→ **PROBLEM**:
Output every entry below word for word, minus the images.

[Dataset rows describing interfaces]
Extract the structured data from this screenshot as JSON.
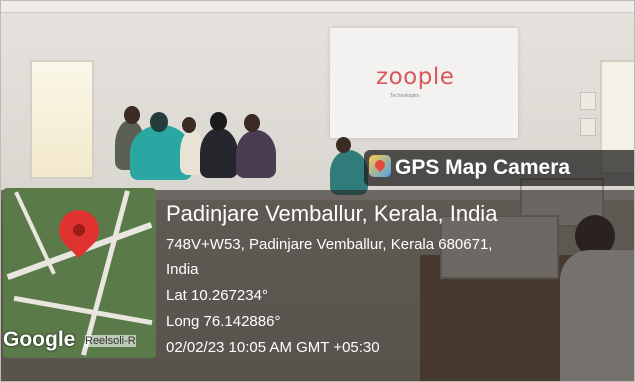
{
  "screen": {
    "logo_text": "zoople",
    "tagline": "Technologies"
  },
  "overlay": {
    "app_title": "GPS Map Camera",
    "place_name": "Padinjare Vemballur, Kerala, India",
    "address_line1": "748V+W53, Padinjare Vemballur, Kerala 680671,",
    "address_line2": "India",
    "latitude": "Lat 10.267234°",
    "longitude": "Long 76.142886°",
    "timestamp": "02/02/23 10:05 AM GMT +05:30"
  },
  "map": {
    "brand": "Google",
    "road_label": "Reelsoli-R",
    "pin_icon": "map-pin-icon"
  },
  "colors": {
    "logo": "#d8585a",
    "pin": "#e0332f",
    "overlay_text": "#ffffff"
  }
}
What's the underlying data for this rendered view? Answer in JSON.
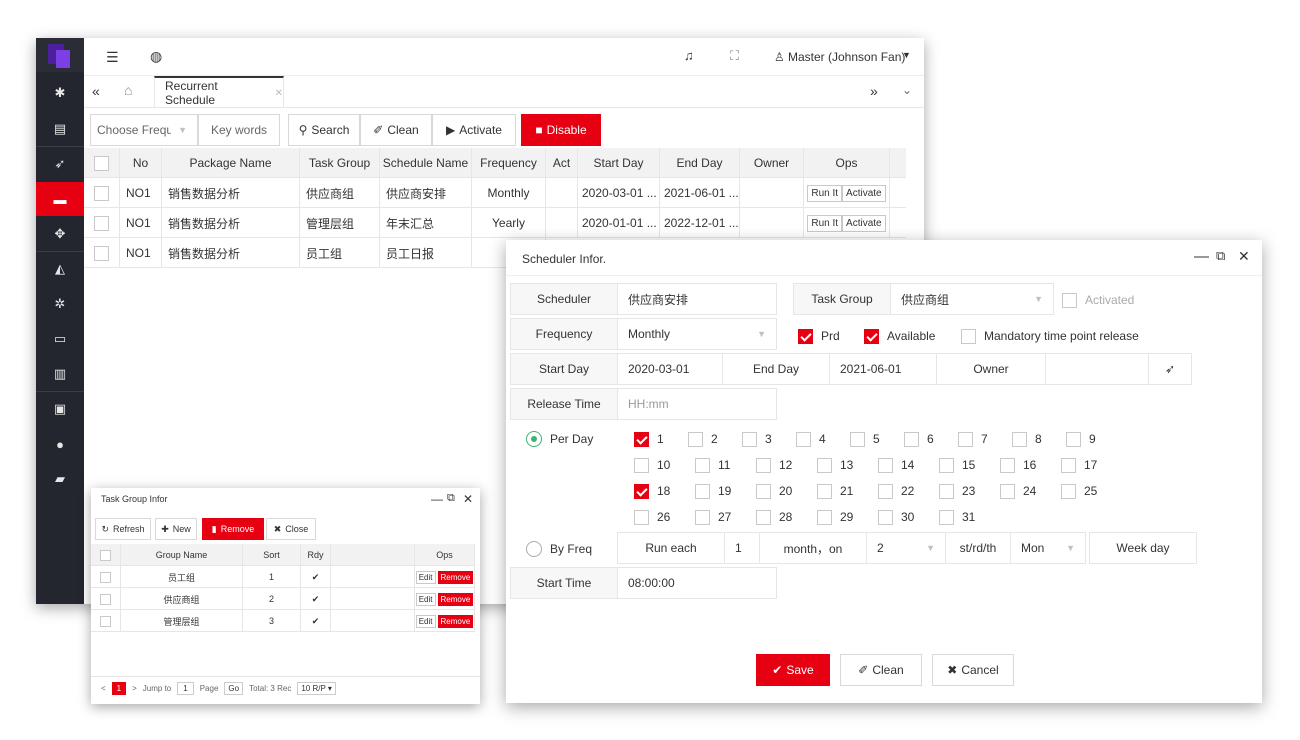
{
  "topbar": {
    "user": "Master (Johnson Fan)"
  },
  "tabs": {
    "active": "Recurrent Schedule"
  },
  "toolbar": {
    "frequency_placeholder": "Choose Frequency",
    "keywords_placeholder": "Key words",
    "search": "Search",
    "clean": "Clean",
    "activate": "Activate",
    "disable": "Disable"
  },
  "table": {
    "headers": [
      "No",
      "Package Name",
      "Task Group",
      "Schedule Name",
      "Frequency",
      "Act",
      "Start Day",
      "End Day",
      "Owner",
      "Ops"
    ],
    "rows": [
      {
        "no": "NO1",
        "package": "销售数据分析",
        "group": "供应商组",
        "schedule": "供应商安排",
        "freq": "Monthly",
        "start": "2020-03-01 ...",
        "end": "2021-06-01 ..."
      },
      {
        "no": "NO1",
        "package": "销售数据分析",
        "group": "管理层组",
        "schedule": "年末汇总",
        "freq": "Yearly",
        "start": "2020-01-01 ...",
        "end": "2022-12-01 ..."
      },
      {
        "no": "NO1",
        "package": "销售数据分析",
        "group": "员工组",
        "schedule": "员工日报",
        "freq": "",
        "start": "",
        "end": ""
      }
    ],
    "run_it": "Run It",
    "activate": "Activate"
  },
  "taskgroup": {
    "title": "Task Group Infor",
    "refresh": "Refresh",
    "new": "New",
    "remove": "Remove",
    "close": "Close",
    "headers": [
      "Group Name",
      "Sort",
      "Rdy",
      "Ops"
    ],
    "rows": [
      {
        "name": "员工组",
        "sort": "1"
      },
      {
        "name": "供应商组",
        "sort": "2"
      },
      {
        "name": "管理层组",
        "sort": "3"
      }
    ],
    "edit": "Edit",
    "row_remove": "Remove",
    "pager": {
      "page": "1",
      "jump_to": "Jump to",
      "jump_value": "1",
      "page_label": "Page",
      "go": "Go",
      "total": "Total: 3 Rec",
      "per_page": "10 R/P"
    }
  },
  "dialog": {
    "title": "Scheduler Infor.",
    "scheduler_label": "Scheduler",
    "scheduler_value": "供应商安排",
    "task_group_label": "Task Group",
    "task_group_value": "供应商组",
    "activated": "Activated",
    "frequency_label": "Frequency",
    "frequency_value": "Monthly",
    "prd": "Prd",
    "available": "Available",
    "mandatory": "Mandatory time point release",
    "start_day_label": "Start Day",
    "start_day_value": "2020-03-01",
    "end_day_label": "End Day",
    "end_day_value": "2021-06-01",
    "owner_label": "Owner",
    "release_time_label": "Release Time",
    "release_time_placeholder": "HH:mm",
    "per_day": "Per Day",
    "by_freq": "By Freq",
    "days": [
      "1",
      "2",
      "3",
      "4",
      "5",
      "6",
      "7",
      "8",
      "9",
      "10",
      "11",
      "12",
      "13",
      "14",
      "15",
      "16",
      "17",
      "18",
      "19",
      "20",
      "21",
      "22",
      "23",
      "24",
      "25",
      "26",
      "27",
      "28",
      "29",
      "30",
      "31"
    ],
    "checked_days": [
      "1",
      "18"
    ],
    "run_each": "Run each",
    "run_each_value": "1",
    "month_on": "month，on",
    "ordinal_value": "2",
    "st_rd_th": "st/rd/th",
    "weekday_value": "Mon",
    "week_day": "Week day",
    "start_time_label": "Start Time",
    "start_time_value": "08:00:00",
    "save": "Save",
    "clean": "Clean",
    "cancel": "Cancel"
  },
  "colors": {
    "accent": "#e60012",
    "sidebar": "#23262e",
    "radio": "#3cb371"
  }
}
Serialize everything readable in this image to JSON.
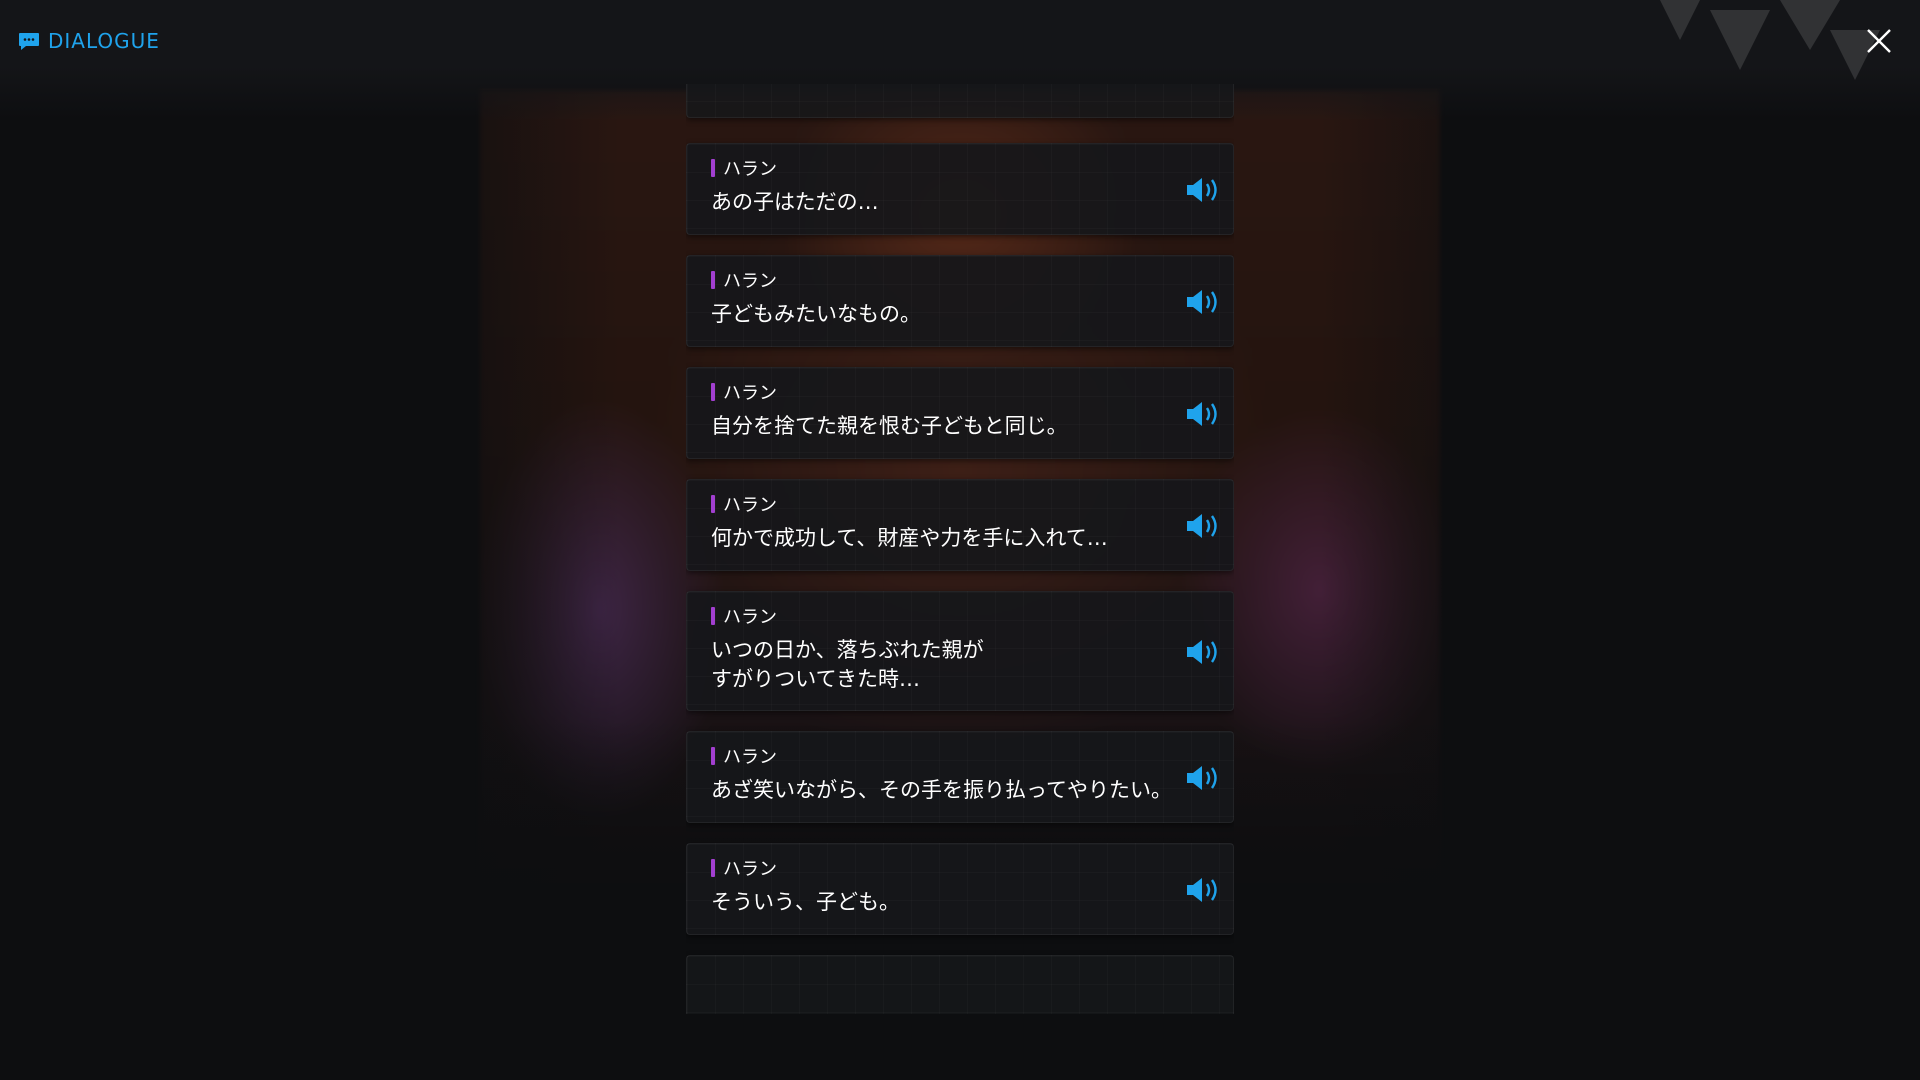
{
  "header": {
    "title": "DIALOGUE",
    "title_icon": "chat-bubble-icon",
    "close_icon": "close-icon",
    "accent_color": "#1fa3ec"
  },
  "dialogue": {
    "speaker_color": "#a23fd0",
    "voice_icon": "speaker-volume-icon",
    "lines": [
      {
        "speaker": "ハラン",
        "text": "あの子はただの…"
      },
      {
        "speaker": "ハラン",
        "text": "子どもみたいなもの。"
      },
      {
        "speaker": "ハラン",
        "text": "自分を捨てた親を恨む子どもと同じ。"
      },
      {
        "speaker": "ハラン",
        "text": "何かで成功して、財産や力を手に入れて…"
      },
      {
        "speaker": "ハラン",
        "text": "いつの日か、落ちぶれた親が\nすがりついてきた時…"
      },
      {
        "speaker": "ハラン",
        "text": "あざ笑いながら、その手を振り払ってやりたい。"
      },
      {
        "speaker": "ハラン",
        "text": "そういう、子ども。"
      }
    ]
  }
}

→ **WORKED SOLUTION**:
Extract the structured data from this screenshot as JSON.
{
  "screen": {
    "logo_text": "zoople",
    "tagline": "Technologies"
  },
  "overlay": {
    "app_title": "GPS Map Camera",
    "place_name": "Padinjare Vemballur, Kerala, India",
    "address_line1": "748V+W53, Padinjare Vemballur, Kerala 680671,",
    "address_line2": "India",
    "latitude": "Lat 10.267234°",
    "longitude": "Long 76.142886°",
    "timestamp": "02/02/23 10:05 AM GMT +05:30"
  },
  "map": {
    "brand": "Google",
    "road_label": "Reelsoli-R",
    "pin_icon": "map-pin-icon"
  },
  "colors": {
    "logo": "#d8585a",
    "pin": "#e0332f",
    "overlay_text": "#ffffff"
  }
}
What's the underlying data for this rendered view? Answer in JSON.
{
  "topbar": {
    "user": "Master (Johnson Fan)"
  },
  "tabs": {
    "active": "Recurrent Schedule"
  },
  "toolbar": {
    "frequency_placeholder": "Choose Frequency",
    "keywords_placeholder": "Key words",
    "search": "Search",
    "clean": "Clean",
    "activate": "Activate",
    "disable": "Disable"
  },
  "table": {
    "headers": [
      "No",
      "Package Name",
      "Task Group",
      "Schedule Name",
      "Frequency",
      "Act",
      "Start Day",
      "End Day",
      "Owner",
      "Ops"
    ],
    "rows": [
      {
        "no": "NO1",
        "package": "销售数据分析",
        "group": "供应商组",
        "schedule": "供应商安排",
        "freq": "Monthly",
        "start": "2020-03-01 ...",
        "end": "2021-06-01 ..."
      },
      {
        "no": "NO1",
        "package": "销售数据分析",
        "group": "管理层组",
        "schedule": "年末汇总",
        "freq": "Yearly",
        "start": "2020-01-01 ...",
        "end": "2022-12-01 ..."
      },
      {
        "no": "NO1",
        "package": "销售数据分析",
        "group": "员工组",
        "schedule": "员工日报",
        "freq": "",
        "start": "",
        "end": ""
      }
    ],
    "run_it": "Run It",
    "activate": "Activate"
  },
  "taskgroup": {
    "title": "Task Group Infor",
    "refresh": "Refresh",
    "new": "New",
    "remove": "Remove",
    "close": "Close",
    "headers": [
      "Group Name",
      "Sort",
      "Rdy",
      "Ops"
    ],
    "rows": [
      {
        "name": "员工组",
        "sort": "1"
      },
      {
        "name": "供应商组",
        "sort": "2"
      },
      {
        "name": "管理层组",
        "sort": "3"
      }
    ],
    "edit": "Edit",
    "row_remove": "Remove",
    "pager": {
      "page": "1",
      "jump_to": "Jump to",
      "jump_value": "1",
      "page_label": "Page",
      "go": "Go",
      "total": "Total: 3 Rec",
      "per_page": "10 R/P"
    }
  },
  "dialog": {
    "title": "Scheduler Infor.",
    "scheduler_label": "Scheduler",
    "scheduler_value": "供应商安排",
    "task_group_label": "Task Group",
    "task_group_value": "供应商组",
    "activated": "Activated",
    "frequency_label": "Frequency",
    "frequency_value": "Monthly",
    "prd": "Prd",
    "available": "Available",
    "mandatory": "Mandatory time point release",
    "start_day_label": "Start Day",
    "start_day_value": "2020-03-01",
    "end_day_label": "End Day",
    "end_day_value": "2021-06-01",
    "owner_label": "Owner",
    "release_time_label": "Release Time",
    "release_time_placeholder": "HH:mm",
    "per_day": "Per Day",
    "by_freq": "By Freq",
    "days": [
      "1",
      "2",
      "3",
      "4",
      "5",
      "6",
      "7",
      "8",
      "9",
      "10",
      "11",
      "12",
      "13",
      "14",
      "15",
      "16",
      "17",
      "18",
      "19",
      "20",
      "21",
      "22",
      "23",
      "24",
      "25",
      "26",
      "27",
      "28",
      "29",
      "30",
      "31"
    ],
    "checked_days": [
      "1",
      "18"
    ],
    "run_each": "Run each",
    "run_each_value": "1",
    "month_on": "month，on",
    "ordinal_value": "2",
    "st_rd_th": "st/rd/th",
    "weekday_value": "Mon",
    "week_day": "Week day",
    "start_time_label": "Start Time",
    "start_time_value": "08:00:00",
    "save": "Save",
    "clean": "Clean",
    "cancel": "Cancel"
  },
  "colors": {
    "accent": "#e60012",
    "sidebar": "#23262e",
    "radio": "#3cb371"
  }
}
Serialize everything readable in this image to JSON.
{
  "header": {
    "title": "DIALOGUE",
    "title_icon": "chat-bubble-icon",
    "close_icon": "close-icon",
    "accent_color": "#1fa3ec"
  },
  "dialogue": {
    "speaker_color": "#a23fd0",
    "voice_icon": "speaker-volume-icon",
    "lines": [
      {
        "speaker": "ハラン",
        "text": "あの子はただの…"
      },
      {
        "speaker": "ハラン",
        "text": "子どもみたいなもの。"
      },
      {
        "speaker": "ハラン",
        "text": "自分を捨てた親を恨む子どもと同じ。"
      },
      {
        "speaker": "ハラン",
        "text": "何かで成功して、財産や力を手に入れて…"
      },
      {
        "speaker": "ハラン",
        "text": "いつの日か、落ちぶれた親が\nすがりついてきた時…"
      },
      {
        "speaker": "ハラン",
        "text": "あざ笑いながら、その手を振り払ってやりたい。"
      },
      {
        "speaker": "ハラン",
        "text": "そういう、子ども。"
      }
    ]
  }
}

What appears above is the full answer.